He understands that culture has far more influence than data in swaying the populace: how people perceive the pandemic determines their behavior more than what they know about it. He frames the pandemic as a cultural war between the elites and the people, not a dry discussion of the facts lead by academics. Remember Trump was a very successful producer of a popular TV reality show. He knows what grabs people’s attention. It is not tables with numbers on it. Thus, he promotes an unproven drug and refuses to wear a face mask. Not wearing one communicates that he is with those who want to move on and not dwell on the minutiae of health statistics.

Those statistics may actually work in his favor. While the death count will soon exceed 100,000 and the infection rate climbs over a million and a half, the flip side of those charts is that 90% of the population feels fine or in the same health condition they had before the pandemic. Less than 5% of the population has been tested with over 80% of those showing not being infected with the virus. And many of those infected may never show any symptoms. As a result, a false sense of security will continue to grow, since few people have relatives or close friends who have a confirmed infection.

Consequently, Trump has downplayed the need for testing because it is time consuming, costly, not reliable and most importantly it might highlight the extent to which the virus has spread. That would encourage the Democrats in office to continue restrictions on social and business interactions to avoid further infections and deaths. That is something Trump will not tolerate because he desperately needs to get the economy moving before November if he is to stand a chance of being reelected.

He must hold onto the democrats in the key swing states who voted for him. Many Democrats, according to a poll by Morning Consult, believe he was responsible for the strong economy before the pandemic hit. In 2019, just 49 percent of Democrats said Trump was responsible for the then-strong economy, but in the latest survey, 70 percent said Trump was responsible. He must not let them slip away as unemployment among them skyrockets.

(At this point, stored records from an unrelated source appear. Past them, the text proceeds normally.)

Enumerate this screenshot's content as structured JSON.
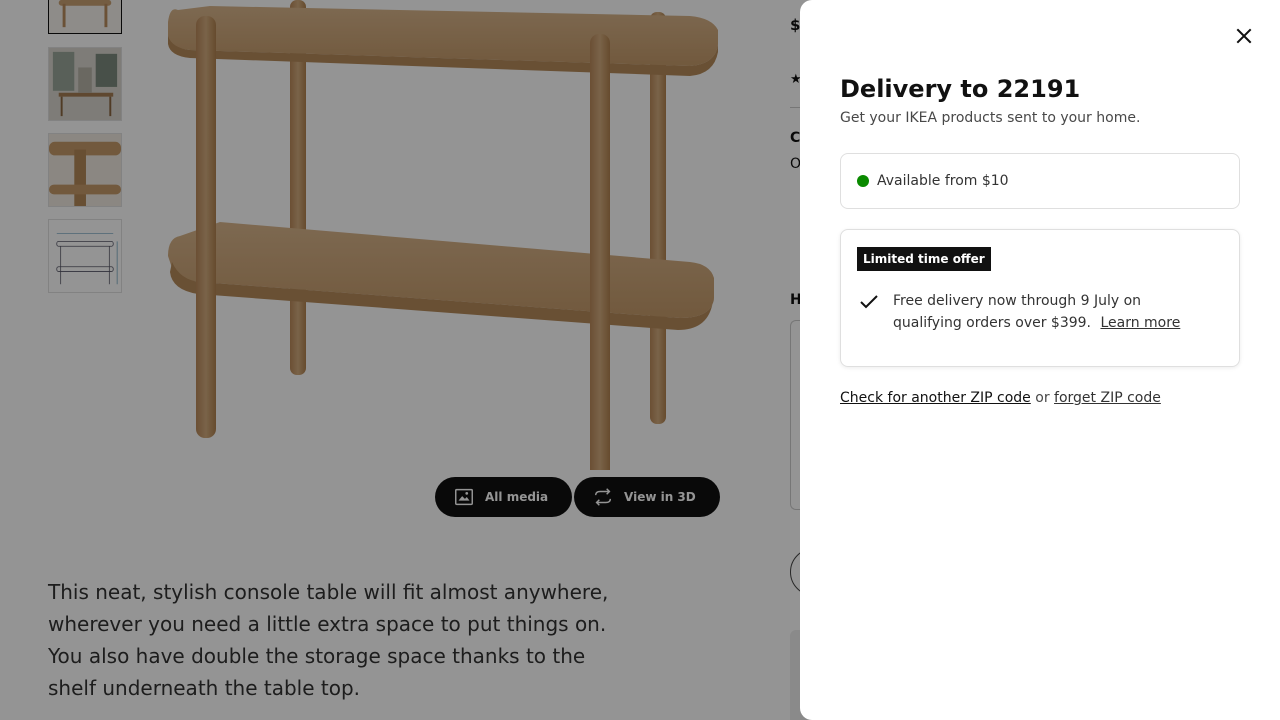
{
  "product": {
    "description": "This neat, stylish console table will fit almost anywhere, wherever you need a little extra space to put things on. You also have double the storage space thanks to the shelf underneath the table top.",
    "price_fragment": "$",
    "side_fragment_1": "C",
    "side_fragment_2": "O",
    "side_fragment_3": "H",
    "media_buttons": {
      "all_media": "All media",
      "view_3d": "View in 3D"
    },
    "thumbnails": [
      {
        "icon": "table-thumbnail-icon"
      },
      {
        "icon": "room-scene-thumbnail-icon"
      },
      {
        "icon": "detail-thumbnail-icon"
      },
      {
        "icon": "dimension-drawing-thumbnail-icon"
      }
    ]
  },
  "delivery_panel": {
    "title": "Delivery to 22191",
    "subtitle": "Get your IKEA products sent to your home.",
    "availability": "Available from $10",
    "availability_color": "#0a8a00",
    "offer": {
      "badge": "Limited time offer",
      "text": "Free delivery now through 9 July on qualifying orders over $399.",
      "link": "Learn more"
    },
    "links": {
      "check_zip": "Check for another ZIP code",
      "or": "or",
      "forget_zip": "forget ZIP code"
    }
  },
  "colors": {
    "overlay": "rgba(0,0,0,0.42)",
    "badge_bg": "#111111"
  }
}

As a calculating pragmatist, Trump is focused on the calendar. It doesn’t matter what the pandemic does after the election. Above all, people have to get back to work and receiving income before the election. He will either be president, in which case his strategy worked for remaining as president or if he loses, then the pandemic will be someone else’s problem.

The only effective counter to Trump’s narrative is to capture the cultural high ground by emphasizing that America is one community, not separate cultural tribes. That a united community protects everyone and not just the lucky healthy ones. It is also one that recognizes that protective measures must be designed to move toward normalcy in social and business activities, in a cautious and controlled fashion. The data supports such an approach.

Recently two studies released by universities identified an economic benefit of over $5 trillion results from saving lives across the country in an effort to slow the pandemic down, despite the massive hit to our economy through societal distance restrictions. But that rational approach is boring and too abstract for many people. Instead, this nation needs leaders who can stoke the American spirit of cooperation and trust among our citizens. When that spirit is overshadowed by individualism and personal protection, our society and republic splinters into factions and ultimately invites our nation’s collapse.